Return all entries verbatim; skip any pictures.

[Dataset rows for apps and sites]
▽
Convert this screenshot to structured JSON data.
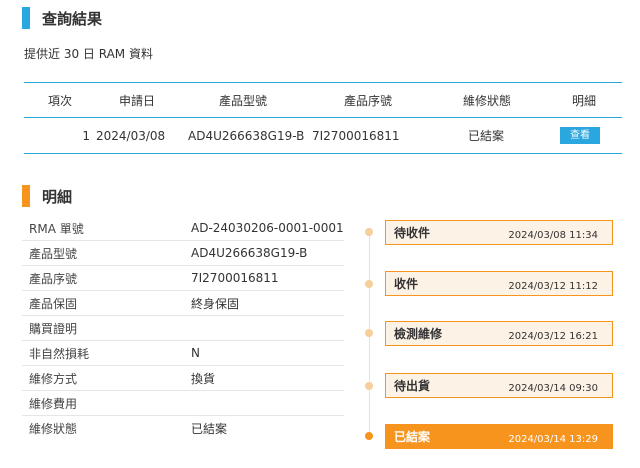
{
  "colors": {
    "accent_blue": "#2aa7df",
    "accent_orange": "#f7941d",
    "step_bg": "#fdf2e6"
  },
  "result_section": {
    "title": "查詢結果",
    "subtitle": "提供近 30 日 RAM 資料",
    "columns": [
      "項次",
      "申請日",
      "產品型號",
      "產品序號",
      "維修狀態",
      "明細"
    ],
    "rows": [
      {
        "index": "1",
        "date": "2024/03/08",
        "model": "AD4U266638G19-B",
        "serial": "7I2700016811",
        "status": "已結案",
        "action": "查看"
      }
    ]
  },
  "detail_section": {
    "title": "明細",
    "fields": [
      {
        "label": "RMA 單號",
        "value": "AD-24030206-0001-0001"
      },
      {
        "label": "產品型號",
        "value": "AD4U266638G19-B"
      },
      {
        "label": "產品序號",
        "value": "7I2700016811"
      },
      {
        "label": "產品保固",
        "value": "終身保固"
      },
      {
        "label": "購買證明",
        "value": ""
      },
      {
        "label": "非自然損耗",
        "value": "N"
      },
      {
        "label": "維修方式",
        "value": "換貨"
      },
      {
        "label": "維修費用",
        "value": ""
      },
      {
        "label": "維修狀態",
        "value": "已結案"
      }
    ]
  },
  "timeline": [
    {
      "name": "待收件",
      "time": "2024/03/08 11:34",
      "active": false
    },
    {
      "name": "收件",
      "time": "2024/03/12 11:12",
      "active": false
    },
    {
      "name": "檢測維修",
      "time": "2024/03/12 16:21",
      "active": false
    },
    {
      "name": "待出貨",
      "time": "2024/03/14 09:30",
      "active": false
    },
    {
      "name": "已結案",
      "time": "2024/03/14 13:29",
      "active": true
    }
  ]
}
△
### OUTPUT BELOW
Convert this screenshot to structured JSON data.
{
  "colors": {
    "accent_blue": "#2aa7df",
    "accent_orange": "#f7941d",
    "step_bg": "#fdf2e6"
  },
  "result_section": {
    "title": "查詢結果",
    "subtitle": "提供近 30 日 RAM 資料",
    "columns": [
      "項次",
      "申請日",
      "產品型號",
      "產品序號",
      "維修狀態",
      "明細"
    ],
    "rows": [
      {
        "index": "1",
        "date": "2024/03/08",
        "model": "AD4U266638G19-B",
        "serial": "7I2700016811",
        "status": "已結案",
        "action": "查看"
      }
    ]
  },
  "detail_section": {
    "title": "明細",
    "fields": [
      {
        "label": "RMA 單號",
        "value": "AD-24030206-0001-0001"
      },
      {
        "label": "產品型號",
        "value": "AD4U266638G19-B"
      },
      {
        "label": "產品序號",
        "value": "7I2700016811"
      },
      {
        "label": "產品保固",
        "value": "終身保固"
      },
      {
        "label": "購買證明",
        "value": ""
      },
      {
        "label": "非自然損耗",
        "value": "N"
      },
      {
        "label": "維修方式",
        "value": "換貨"
      },
      {
        "label": "維修費用",
        "value": ""
      },
      {
        "label": "維修狀態",
        "value": "已結案"
      }
    ]
  },
  "timeline": [
    {
      "name": "待收件",
      "time": "2024/03/08 11:34",
      "active": false
    },
    {
      "name": "收件",
      "time": "2024/03/12 11:12",
      "active": false
    },
    {
      "name": "檢測維修",
      "time": "2024/03/12 16:21",
      "active": false
    },
    {
      "name": "待出貨",
      "time": "2024/03/14 09:30",
      "active": false
    },
    {
      "name": "已結案",
      "time": "2024/03/14 13:29",
      "active": true
    }
  ]
}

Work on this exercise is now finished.